Do the governor and legislature need to continue to cut spending? Absolutely, and they will. This governor has already cut more than any governor before her. Besides pay cuts for teachers and state employees, 1,300 employees have been laid off and 15,000 have taken furloughs, and more to come.

There have been suggestions that the state sell buildings. In case you have not noticed, now is not the best time to be selling real estate, especially in Arizona. OK, that will generate a billion dollars, it would help, but it will also cost $80 to $90 million a year to lease back the buildings, which adds to the structural deficit (if the building were sold in an up market, the annual cost would be $30 million a year less).

The Goldwater institute has some good ideas on additional cuts and they need to be included where possible. They don’t have a plan for balancing the budget. They also have some ideas which represent their libertarian agenda and are not politically mainstream.

Finally, I do appreciate your position and respect what ATR is trying to do – reduce the size of government. Government will be greatly downsized in Arizona and rolled back literally five years to at least the 2006 level. I wish we could do more if possible, but we do run up against the reality of elections. If we want to continue to govern, we need to remain the majority party. While I am not in a position quite yet to be able to evaluate that risk, I will be in the near future. This is as much art as it is science and a balancing act. I will trust my instincts as they have been more right than wrong.

In the past 50 days, we have seen truly what it means to be the party in the minority. My goal is not to replicate this in Arizona in 2010.

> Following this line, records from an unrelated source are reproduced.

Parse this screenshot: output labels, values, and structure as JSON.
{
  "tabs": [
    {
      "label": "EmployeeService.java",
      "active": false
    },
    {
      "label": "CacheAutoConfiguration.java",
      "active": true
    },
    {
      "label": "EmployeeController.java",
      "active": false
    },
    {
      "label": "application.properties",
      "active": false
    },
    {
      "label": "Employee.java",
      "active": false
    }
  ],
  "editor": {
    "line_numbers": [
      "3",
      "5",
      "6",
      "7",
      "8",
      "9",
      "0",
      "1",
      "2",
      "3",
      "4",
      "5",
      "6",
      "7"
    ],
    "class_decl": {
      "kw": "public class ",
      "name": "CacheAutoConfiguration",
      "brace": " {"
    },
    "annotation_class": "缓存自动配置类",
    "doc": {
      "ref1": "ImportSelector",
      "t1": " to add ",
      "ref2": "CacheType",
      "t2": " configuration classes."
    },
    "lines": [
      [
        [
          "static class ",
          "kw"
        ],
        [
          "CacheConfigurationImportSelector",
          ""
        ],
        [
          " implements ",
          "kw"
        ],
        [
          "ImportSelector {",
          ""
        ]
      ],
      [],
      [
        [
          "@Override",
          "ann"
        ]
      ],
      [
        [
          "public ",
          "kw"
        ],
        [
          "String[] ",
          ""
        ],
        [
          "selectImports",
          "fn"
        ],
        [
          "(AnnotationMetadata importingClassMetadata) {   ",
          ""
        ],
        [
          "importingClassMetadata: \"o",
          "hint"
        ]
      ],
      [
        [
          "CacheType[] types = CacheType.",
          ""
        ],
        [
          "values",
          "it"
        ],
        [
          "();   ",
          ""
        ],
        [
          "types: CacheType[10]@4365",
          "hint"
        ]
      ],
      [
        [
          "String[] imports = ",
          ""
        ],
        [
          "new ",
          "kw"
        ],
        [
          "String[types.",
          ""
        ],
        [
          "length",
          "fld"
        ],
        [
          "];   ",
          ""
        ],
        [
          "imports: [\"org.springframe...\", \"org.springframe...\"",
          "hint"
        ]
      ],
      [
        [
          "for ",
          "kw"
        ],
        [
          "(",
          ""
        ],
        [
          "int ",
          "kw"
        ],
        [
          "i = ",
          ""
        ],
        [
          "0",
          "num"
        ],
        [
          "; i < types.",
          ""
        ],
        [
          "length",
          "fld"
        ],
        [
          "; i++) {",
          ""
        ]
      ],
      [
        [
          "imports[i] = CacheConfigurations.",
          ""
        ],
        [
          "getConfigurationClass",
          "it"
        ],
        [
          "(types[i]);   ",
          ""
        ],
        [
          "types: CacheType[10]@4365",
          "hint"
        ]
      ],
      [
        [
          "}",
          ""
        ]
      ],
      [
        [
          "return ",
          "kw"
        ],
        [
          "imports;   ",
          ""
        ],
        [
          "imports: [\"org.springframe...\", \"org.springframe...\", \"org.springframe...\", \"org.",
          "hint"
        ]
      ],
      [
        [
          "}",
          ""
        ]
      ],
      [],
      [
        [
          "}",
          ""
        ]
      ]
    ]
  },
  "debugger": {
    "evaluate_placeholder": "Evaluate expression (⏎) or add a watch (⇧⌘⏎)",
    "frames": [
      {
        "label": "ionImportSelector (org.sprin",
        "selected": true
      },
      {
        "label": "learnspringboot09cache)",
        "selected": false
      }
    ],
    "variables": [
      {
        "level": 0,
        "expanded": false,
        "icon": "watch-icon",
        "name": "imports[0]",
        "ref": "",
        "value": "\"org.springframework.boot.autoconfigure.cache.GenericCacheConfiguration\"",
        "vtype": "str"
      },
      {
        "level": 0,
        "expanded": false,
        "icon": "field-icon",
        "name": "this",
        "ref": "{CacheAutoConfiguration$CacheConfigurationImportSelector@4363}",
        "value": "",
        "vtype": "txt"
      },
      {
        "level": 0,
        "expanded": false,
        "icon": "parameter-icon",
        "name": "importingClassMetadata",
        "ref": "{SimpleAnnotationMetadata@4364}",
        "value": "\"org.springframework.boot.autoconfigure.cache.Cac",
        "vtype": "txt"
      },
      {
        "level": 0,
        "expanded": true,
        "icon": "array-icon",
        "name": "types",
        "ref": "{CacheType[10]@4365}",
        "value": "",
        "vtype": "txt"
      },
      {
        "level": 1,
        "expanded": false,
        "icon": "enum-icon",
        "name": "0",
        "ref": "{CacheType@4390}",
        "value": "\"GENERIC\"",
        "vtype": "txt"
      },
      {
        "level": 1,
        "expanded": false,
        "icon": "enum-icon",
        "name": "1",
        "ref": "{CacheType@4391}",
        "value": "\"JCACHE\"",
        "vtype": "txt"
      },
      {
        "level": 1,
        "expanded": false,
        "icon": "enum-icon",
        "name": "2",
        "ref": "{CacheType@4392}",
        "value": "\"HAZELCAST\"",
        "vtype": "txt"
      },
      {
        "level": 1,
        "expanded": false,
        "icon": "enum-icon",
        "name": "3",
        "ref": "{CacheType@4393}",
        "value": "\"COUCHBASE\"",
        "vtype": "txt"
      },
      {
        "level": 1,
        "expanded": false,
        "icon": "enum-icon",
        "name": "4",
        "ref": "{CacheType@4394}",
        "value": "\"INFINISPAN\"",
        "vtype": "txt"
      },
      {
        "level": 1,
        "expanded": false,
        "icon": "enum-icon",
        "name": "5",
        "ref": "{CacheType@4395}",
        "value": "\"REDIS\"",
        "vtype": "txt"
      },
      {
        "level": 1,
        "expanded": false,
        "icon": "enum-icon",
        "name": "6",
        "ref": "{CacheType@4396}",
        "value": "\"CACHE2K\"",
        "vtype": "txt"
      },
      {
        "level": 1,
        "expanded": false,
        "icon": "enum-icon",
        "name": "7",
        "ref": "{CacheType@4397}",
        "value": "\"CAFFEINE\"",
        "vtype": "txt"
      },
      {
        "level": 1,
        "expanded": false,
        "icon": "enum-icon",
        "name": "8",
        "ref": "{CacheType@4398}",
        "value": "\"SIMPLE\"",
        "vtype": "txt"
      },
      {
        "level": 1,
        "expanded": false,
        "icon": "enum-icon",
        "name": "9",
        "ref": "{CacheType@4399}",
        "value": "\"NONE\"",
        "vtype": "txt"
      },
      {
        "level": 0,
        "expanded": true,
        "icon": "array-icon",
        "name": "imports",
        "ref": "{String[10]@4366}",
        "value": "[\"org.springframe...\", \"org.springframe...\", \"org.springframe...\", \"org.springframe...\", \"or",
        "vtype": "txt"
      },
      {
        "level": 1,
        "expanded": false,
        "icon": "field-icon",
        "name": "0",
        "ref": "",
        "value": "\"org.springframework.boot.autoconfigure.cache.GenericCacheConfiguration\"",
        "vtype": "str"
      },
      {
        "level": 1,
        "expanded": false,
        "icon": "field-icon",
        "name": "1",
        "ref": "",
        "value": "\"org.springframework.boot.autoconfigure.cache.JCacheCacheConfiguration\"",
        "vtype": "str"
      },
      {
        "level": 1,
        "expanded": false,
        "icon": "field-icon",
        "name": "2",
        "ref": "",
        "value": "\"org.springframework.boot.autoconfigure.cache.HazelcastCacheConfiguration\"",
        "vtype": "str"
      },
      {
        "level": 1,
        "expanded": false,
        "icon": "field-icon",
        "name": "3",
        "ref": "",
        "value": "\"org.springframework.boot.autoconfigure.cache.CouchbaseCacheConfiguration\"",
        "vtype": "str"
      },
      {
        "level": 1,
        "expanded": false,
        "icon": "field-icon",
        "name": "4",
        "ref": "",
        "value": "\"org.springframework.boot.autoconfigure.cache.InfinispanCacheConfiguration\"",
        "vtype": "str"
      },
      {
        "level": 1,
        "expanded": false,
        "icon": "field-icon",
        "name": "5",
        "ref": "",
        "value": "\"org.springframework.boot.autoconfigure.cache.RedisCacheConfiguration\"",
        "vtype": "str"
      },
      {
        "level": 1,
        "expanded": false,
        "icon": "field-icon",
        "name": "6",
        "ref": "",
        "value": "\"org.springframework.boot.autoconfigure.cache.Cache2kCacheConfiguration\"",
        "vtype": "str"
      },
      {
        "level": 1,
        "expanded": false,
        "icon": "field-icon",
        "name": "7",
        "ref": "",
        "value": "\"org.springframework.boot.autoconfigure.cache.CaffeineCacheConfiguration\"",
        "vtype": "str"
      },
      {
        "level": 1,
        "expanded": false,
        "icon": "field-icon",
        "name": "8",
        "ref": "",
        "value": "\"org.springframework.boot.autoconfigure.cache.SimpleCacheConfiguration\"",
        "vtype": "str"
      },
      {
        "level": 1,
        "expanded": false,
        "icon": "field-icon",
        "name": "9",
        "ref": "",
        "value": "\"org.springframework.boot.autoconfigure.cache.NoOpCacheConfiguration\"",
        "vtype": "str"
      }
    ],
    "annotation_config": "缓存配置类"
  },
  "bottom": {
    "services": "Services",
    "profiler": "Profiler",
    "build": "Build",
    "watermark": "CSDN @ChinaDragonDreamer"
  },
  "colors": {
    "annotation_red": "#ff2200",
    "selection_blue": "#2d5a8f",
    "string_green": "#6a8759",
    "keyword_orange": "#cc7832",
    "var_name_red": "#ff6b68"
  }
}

Your hard hitting attack with claims such as taxes never go away, and this will be the straw that breaks the camel’s back are inflammatory and will not change the outcome of this debate in Arizona. If it ends up being a tax increase then Arizona taxpayers and tax credit receivers will have to give Arizona about 20% of their tax rebate from Obama. A real back breaker. If you are right, then the Ds will win in November because we will have destroyed Arizona’s economy and voters will throw us out and replace us with Ds and we will have more liberals gone wild in Arizona. I will retire and get to do a lot more fishing. You will be able to say I told you so. If you are wrong, we will have a stronger republican party, smaller government and a mandate to continue reforming government in Arizona. I will retire and get to do a lot more fishing. You will have learned a valuable lesson that will serve you well the rest of your professional life. I hope you will appreciate the gift.

Randy Pullen

1 comment:

  1. The last paragraph will take me another hour or more to fully parse. To me is seems that Mr. Pullen is saying a tax increase isn't a make or break issue and that not throwing in with the Brewer plan to raise the sales tax might cause people to vote for Democrats.

    I know that come 2010 I will be voting for candidates that reduce government spending and taxation and not candidates that spend and tax. My position can be reduced to the idea that the state of Arizona cannot tax and spend its way and expect prosperity to result.